» **ABOUT THIS TASK**
Set down each entry below exactly as written, keeping the pictures out.

[Recorded data]
——

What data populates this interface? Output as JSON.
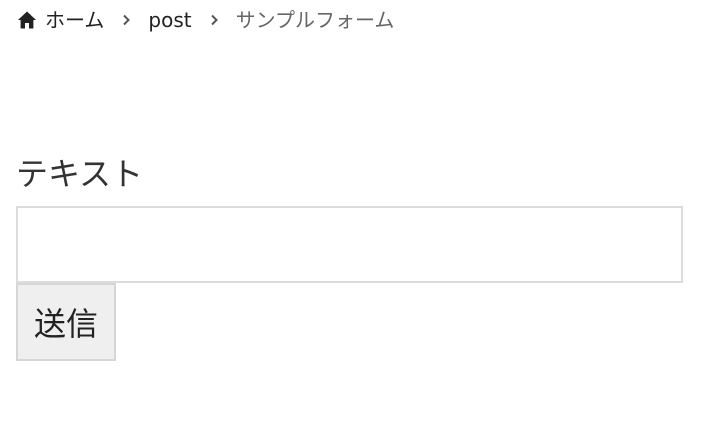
{
  "breadcrumb": {
    "home_label": "ホーム",
    "home_icon": "home-icon",
    "separator_icon": "chevron-right-icon",
    "items": [
      {
        "label": "post"
      },
      {
        "label": "サンプルフォーム"
      }
    ]
  },
  "form": {
    "text_field": {
      "label": "テキスト",
      "value": "",
      "placeholder": ""
    },
    "submit_label": "送信"
  },
  "colors": {
    "text": "#222222",
    "current_crumb": "#666666",
    "input_border": "#dcdcdc",
    "button_bg": "#efefef",
    "button_border": "#d6d6d6"
  }
}
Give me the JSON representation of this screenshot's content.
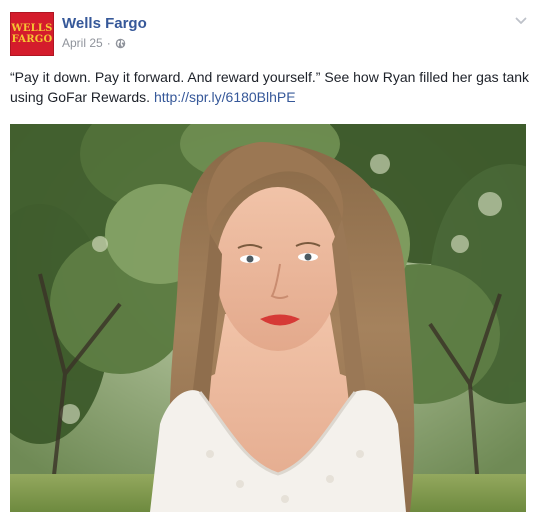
{
  "post": {
    "page_name": "Wells Fargo",
    "date": "April 25",
    "separator": "·",
    "privacy_icon": "globe-icon",
    "menu_icon": "chevron-down-icon",
    "text_main": "“Pay it down. Pay it forward. And reward yourself.” See how Ryan filled her gas tank using GoFar Rewards.",
    "link": "http://spr.ly/6180BlhPE"
  },
  "avatar": {
    "line1": "WELLS",
    "line2": "FARGO"
  },
  "colors": {
    "brand_red": "#d41c2c",
    "brand_gold": "#f6c533",
    "link_blue": "#365899",
    "meta_gray": "#90949c"
  }
}
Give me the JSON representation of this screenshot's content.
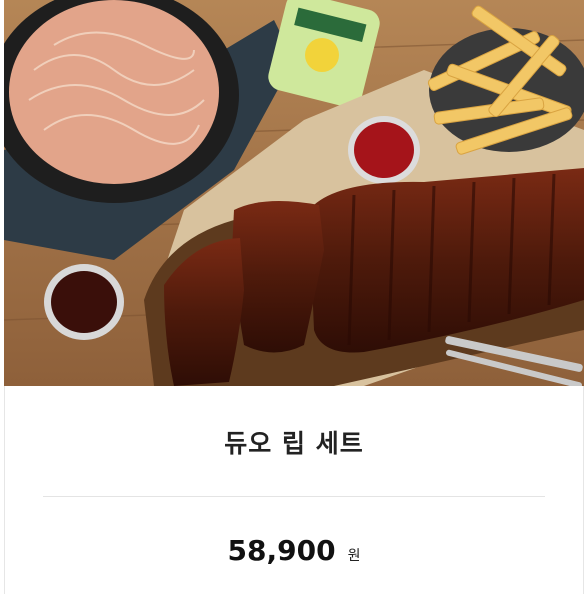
{
  "product": {
    "image_alt": "",
    "name": "듀오 립 세트",
    "price": "58,900",
    "currency_unit": "원"
  },
  "colors": {
    "wood": "#a97a4f",
    "ribs": "#5a1f10",
    "sauce": "#7a0f0f",
    "text_primary": "#222222"
  }
}
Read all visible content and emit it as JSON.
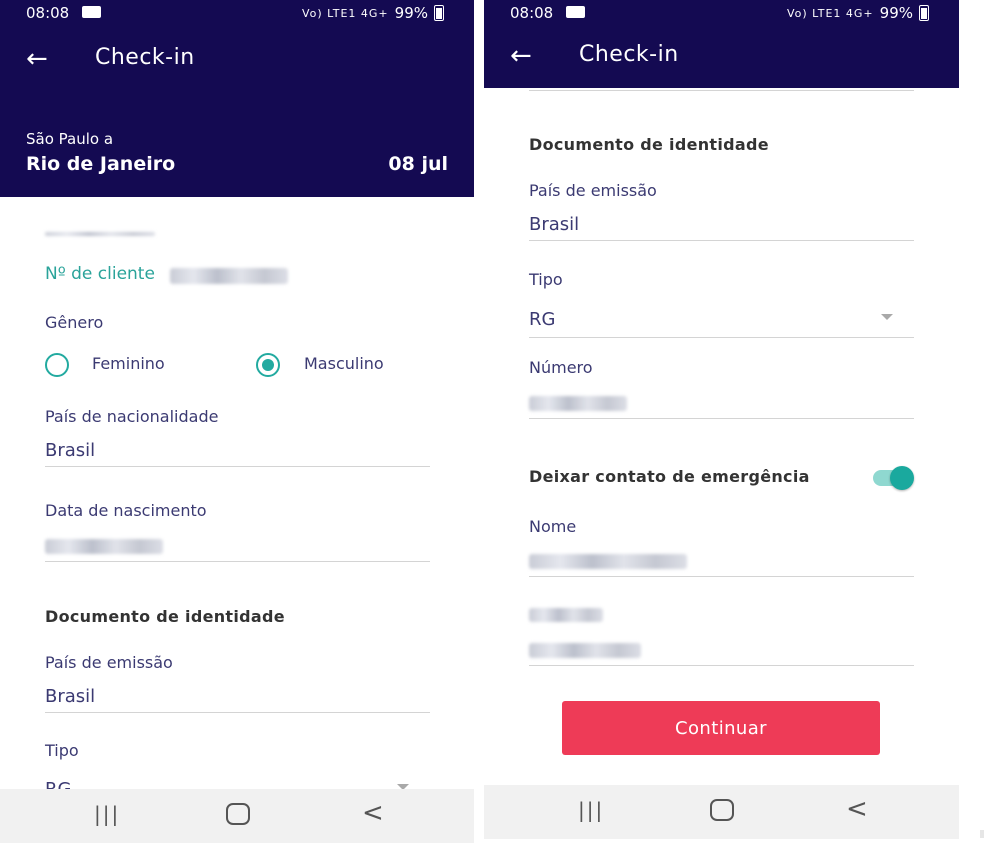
{
  "status_bar": {
    "time": "08:08",
    "network": "Vo) LTE1 4G+",
    "battery": "99%"
  },
  "left": {
    "title": "Check-in",
    "route_from": "São Paulo a",
    "route_to": "Rio de Janeiro",
    "date": "08 jul",
    "client_label": "Nº de cliente",
    "gender_label": "Gênero",
    "gender_options": [
      "Feminino",
      "Masculino"
    ],
    "nationality_label": "País de nacionalidade",
    "nationality_value": "Brasil",
    "birth_label": "Data de nascimento",
    "doc_section": "Documento de identidade",
    "issuer_label": "País de emissão",
    "issuer_value": "Brasil",
    "type_label": "Tipo",
    "type_value": "RG"
  },
  "right": {
    "title": "Check-in",
    "doc_section": "Documento de identidade",
    "issuer_label": "País de emissão",
    "issuer_value": "Brasil",
    "type_label": "Tipo",
    "type_value": "RG",
    "number_label": "Número",
    "emergency_label": "Deixar contato de emergência",
    "name_label": "Nome",
    "continue_label": "Continuar"
  },
  "nav": {
    "recents": "|||",
    "back": "<"
  },
  "colors": {
    "header": "#140a52",
    "accent": "#22aaa0",
    "button": "#ee3b57",
    "label": "#3b3a72"
  }
}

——

» **OUTPUT OF THE TASK**
What data populates this interface? Output as JSON.
{
  "breadcrumb": {
    "home_label": "ホーム",
    "home_icon": "home-icon",
    "separator_icon": "chevron-right-icon",
    "items": [
      {
        "label": "post"
      },
      {
        "label": "サンプルフォーム"
      }
    ]
  },
  "form": {
    "text_field": {
      "label": "テキスト",
      "value": "",
      "placeholder": ""
    },
    "submit_label": "送信"
  },
  "colors": {
    "text": "#222222",
    "current_crumb": "#666666",
    "input_border": "#dcdcdc",
    "button_bg": "#efefef",
    "button_border": "#d6d6d6"
  }
}
Give me the JSON representation of this screenshot's content.
{
  "post": {
    "page_name": "Wells Fargo",
    "date": "April 25",
    "separator": "·",
    "privacy_icon": "globe-icon",
    "menu_icon": "chevron-down-icon",
    "text_main": "“Pay it down. Pay it forward. And reward yourself.” See how Ryan filled her gas tank using GoFar Rewards.",
    "link": "http://spr.ly/6180BlhPE"
  },
  "avatar": {
    "line1": "WELLS",
    "line2": "FARGO"
  },
  "colors": {
    "brand_red": "#d41c2c",
    "brand_gold": "#f6c533",
    "link_blue": "#365899",
    "meta_gray": "#90949c"
  }
}
Give me the JSON representation of this screenshot's content.
{
  "product": {
    "image_alt": "",
    "name": "듀오 립 세트",
    "price": "58,900",
    "currency_unit": "원"
  },
  "colors": {
    "wood": "#a97a4f",
    "ribs": "#5a1f10",
    "sauce": "#7a0f0f",
    "text_primary": "#222222"
  }
}
Read all visible content and emit it as JSON.
{
  "status_bar": {
    "time": "08:08",
    "network": "Vo) LTE1 4G+",
    "battery": "99%"
  },
  "left": {
    "title": "Check-in",
    "route_from": "São Paulo a",
    "route_to": "Rio de Janeiro",
    "date": "08 jul",
    "client_label": "Nº de cliente",
    "gender_label": "Gênero",
    "gender_options": [
      "Feminino",
      "Masculino"
    ],
    "nationality_label": "País de nacionalidade",
    "nationality_value": "Brasil",
    "birth_label": "Data de nascimento",
    "doc_section": "Documento de identidade",
    "issuer_label": "País de emissão",
    "issuer_value": "Brasil",
    "type_label": "Tipo",
    "type_value": "RG"
  },
  "right": {
    "title": "Check-in",
    "doc_section": "Documento de identidade",
    "issuer_label": "País de emissão",
    "issuer_value": "Brasil",
    "type_label": "Tipo",
    "type_value": "RG",
    "number_label": "Número",
    "emergency_label": "Deixar contato de emergência",
    "name_label": "Nome",
    "continue_label": "Continuar"
  },
  "nav": {
    "recents": "|||",
    "back": "<"
  },
  "colors": {
    "header": "#140a52",
    "accent": "#22aaa0",
    "button": "#ee3b57",
    "label": "#3b3a72"
  }
}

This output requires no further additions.